Data Block Start

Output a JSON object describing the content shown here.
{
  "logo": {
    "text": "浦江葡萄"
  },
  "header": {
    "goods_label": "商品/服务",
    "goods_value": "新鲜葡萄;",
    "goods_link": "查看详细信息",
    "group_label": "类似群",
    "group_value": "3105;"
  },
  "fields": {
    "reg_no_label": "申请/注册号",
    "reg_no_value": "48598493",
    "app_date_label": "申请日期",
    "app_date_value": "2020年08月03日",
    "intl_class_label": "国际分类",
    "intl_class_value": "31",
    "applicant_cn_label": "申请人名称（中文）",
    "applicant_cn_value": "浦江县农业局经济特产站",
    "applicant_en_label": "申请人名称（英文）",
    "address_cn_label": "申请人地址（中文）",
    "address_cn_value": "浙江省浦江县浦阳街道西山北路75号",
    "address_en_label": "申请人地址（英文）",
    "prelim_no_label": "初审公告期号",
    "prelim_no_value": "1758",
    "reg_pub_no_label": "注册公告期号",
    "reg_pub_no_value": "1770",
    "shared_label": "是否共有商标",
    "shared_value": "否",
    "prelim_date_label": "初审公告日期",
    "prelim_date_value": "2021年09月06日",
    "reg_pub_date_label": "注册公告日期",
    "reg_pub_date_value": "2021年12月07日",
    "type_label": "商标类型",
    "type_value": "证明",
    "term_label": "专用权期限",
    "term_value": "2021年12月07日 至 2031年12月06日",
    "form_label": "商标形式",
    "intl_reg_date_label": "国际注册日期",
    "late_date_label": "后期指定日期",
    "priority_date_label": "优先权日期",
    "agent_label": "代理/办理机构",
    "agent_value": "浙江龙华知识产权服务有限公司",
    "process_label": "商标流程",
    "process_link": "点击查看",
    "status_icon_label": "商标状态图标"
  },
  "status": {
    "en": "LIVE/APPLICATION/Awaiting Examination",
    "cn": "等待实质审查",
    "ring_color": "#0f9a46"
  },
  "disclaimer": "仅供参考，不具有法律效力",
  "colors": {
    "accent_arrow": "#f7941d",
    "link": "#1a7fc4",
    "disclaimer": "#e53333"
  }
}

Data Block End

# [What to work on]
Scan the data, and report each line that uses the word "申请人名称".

# [Your solution]
    "applicant_cn_label": "申请人名称（中文）",
    "applicant_en_label": "申请人名称（英文）",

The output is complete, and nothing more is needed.